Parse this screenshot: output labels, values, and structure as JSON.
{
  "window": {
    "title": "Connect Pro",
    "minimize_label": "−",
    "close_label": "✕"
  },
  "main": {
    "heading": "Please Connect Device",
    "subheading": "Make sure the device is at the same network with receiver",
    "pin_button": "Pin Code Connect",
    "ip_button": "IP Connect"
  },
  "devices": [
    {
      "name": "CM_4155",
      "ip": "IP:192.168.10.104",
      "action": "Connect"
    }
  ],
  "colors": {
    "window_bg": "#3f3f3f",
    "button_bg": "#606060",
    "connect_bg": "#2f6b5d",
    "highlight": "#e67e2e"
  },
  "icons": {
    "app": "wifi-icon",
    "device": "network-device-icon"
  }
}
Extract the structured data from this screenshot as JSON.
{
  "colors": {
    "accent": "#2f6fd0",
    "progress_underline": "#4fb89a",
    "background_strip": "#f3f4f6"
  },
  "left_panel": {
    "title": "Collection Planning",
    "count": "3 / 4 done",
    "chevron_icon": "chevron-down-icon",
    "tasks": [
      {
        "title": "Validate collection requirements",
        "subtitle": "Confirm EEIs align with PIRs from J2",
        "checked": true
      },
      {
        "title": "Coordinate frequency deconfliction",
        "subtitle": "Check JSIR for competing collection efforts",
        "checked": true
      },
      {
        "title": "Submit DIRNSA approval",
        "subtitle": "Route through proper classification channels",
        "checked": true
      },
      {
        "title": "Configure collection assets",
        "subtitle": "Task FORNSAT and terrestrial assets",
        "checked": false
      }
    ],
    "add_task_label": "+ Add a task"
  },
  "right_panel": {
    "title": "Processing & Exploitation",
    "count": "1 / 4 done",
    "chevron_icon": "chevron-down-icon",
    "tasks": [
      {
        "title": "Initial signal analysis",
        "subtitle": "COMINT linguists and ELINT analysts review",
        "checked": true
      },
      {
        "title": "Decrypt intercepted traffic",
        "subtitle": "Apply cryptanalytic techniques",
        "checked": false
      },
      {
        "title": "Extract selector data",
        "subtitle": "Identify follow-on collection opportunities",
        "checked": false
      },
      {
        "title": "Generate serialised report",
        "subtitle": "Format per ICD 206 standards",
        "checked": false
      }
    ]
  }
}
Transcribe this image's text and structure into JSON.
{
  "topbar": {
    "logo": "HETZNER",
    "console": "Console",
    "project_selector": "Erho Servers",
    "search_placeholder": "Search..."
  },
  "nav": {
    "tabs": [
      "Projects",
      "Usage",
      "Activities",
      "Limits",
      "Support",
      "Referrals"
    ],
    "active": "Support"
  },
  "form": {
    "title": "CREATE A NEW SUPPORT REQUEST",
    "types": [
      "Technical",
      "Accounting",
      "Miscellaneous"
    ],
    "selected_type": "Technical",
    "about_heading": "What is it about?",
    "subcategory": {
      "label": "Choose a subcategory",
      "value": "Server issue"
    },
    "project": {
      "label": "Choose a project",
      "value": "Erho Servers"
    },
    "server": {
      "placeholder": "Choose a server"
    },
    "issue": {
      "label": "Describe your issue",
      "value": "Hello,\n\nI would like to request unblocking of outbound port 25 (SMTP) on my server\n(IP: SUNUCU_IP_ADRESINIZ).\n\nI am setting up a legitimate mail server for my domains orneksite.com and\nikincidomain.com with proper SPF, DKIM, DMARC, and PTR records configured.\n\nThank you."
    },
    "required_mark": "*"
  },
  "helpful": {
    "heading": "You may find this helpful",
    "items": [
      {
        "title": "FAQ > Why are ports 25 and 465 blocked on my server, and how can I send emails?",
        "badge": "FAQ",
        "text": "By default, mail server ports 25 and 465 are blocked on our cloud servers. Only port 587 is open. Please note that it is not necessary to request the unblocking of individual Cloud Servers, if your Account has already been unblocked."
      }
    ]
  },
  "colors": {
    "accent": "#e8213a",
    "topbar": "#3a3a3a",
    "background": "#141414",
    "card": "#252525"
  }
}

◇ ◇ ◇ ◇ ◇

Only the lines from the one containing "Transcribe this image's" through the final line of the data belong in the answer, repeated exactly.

Transcribe this image's text and structure into JSON.
{
  "topbar": {
    "logo": "HETZNER",
    "console": "Console",
    "project_selector": "Erho Servers",
    "search_placeholder": "Search..."
  },
  "nav": {
    "tabs": [
      "Projects",
      "Usage",
      "Activities",
      "Limits",
      "Support",
      "Referrals"
    ],
    "active": "Support"
  },
  "form": {
    "title": "CREATE A NEW SUPPORT REQUEST",
    "types": [
      "Technical",
      "Accounting",
      "Miscellaneous"
    ],
    "selected_type": "Technical",
    "about_heading": "What is it about?",
    "subcategory": {
      "label": "Choose a subcategory",
      "value": "Server issue"
    },
    "project": {
      "label": "Choose a project",
      "value": "Erho Servers"
    },
    "server": {
      "placeholder": "Choose a server"
    },
    "issue": {
      "label": "Describe your issue",
      "value": "Hello,\n\nI would like to request unblocking of outbound port 25 (SMTP) on my server\n(IP: SUNUCU_IP_ADRESINIZ).\n\nI am setting up a legitimate mail server for my domains orneksite.com and\nikincidomain.com with proper SPF, DKIM, DMARC, and PTR records configured.\n\nThank you."
    },
    "required_mark": "*"
  },
  "helpful": {
    "heading": "You may find this helpful",
    "items": [
      {
        "title": "FAQ > Why are ports 25 and 465 blocked on my server, and how can I send emails?",
        "badge": "FAQ",
        "text": "By default, mail server ports 25 and 465 are blocked on our cloud servers. Only port 587 is open. Please note that it is not necessary to request the unblocking of individual Cloud Servers, if your Account has already been unblocked."
      }
    ]
  },
  "colors": {
    "accent": "#e8213a",
    "topbar": "#3a3a3a",
    "background": "#141414",
    "card": "#252525"
  }
}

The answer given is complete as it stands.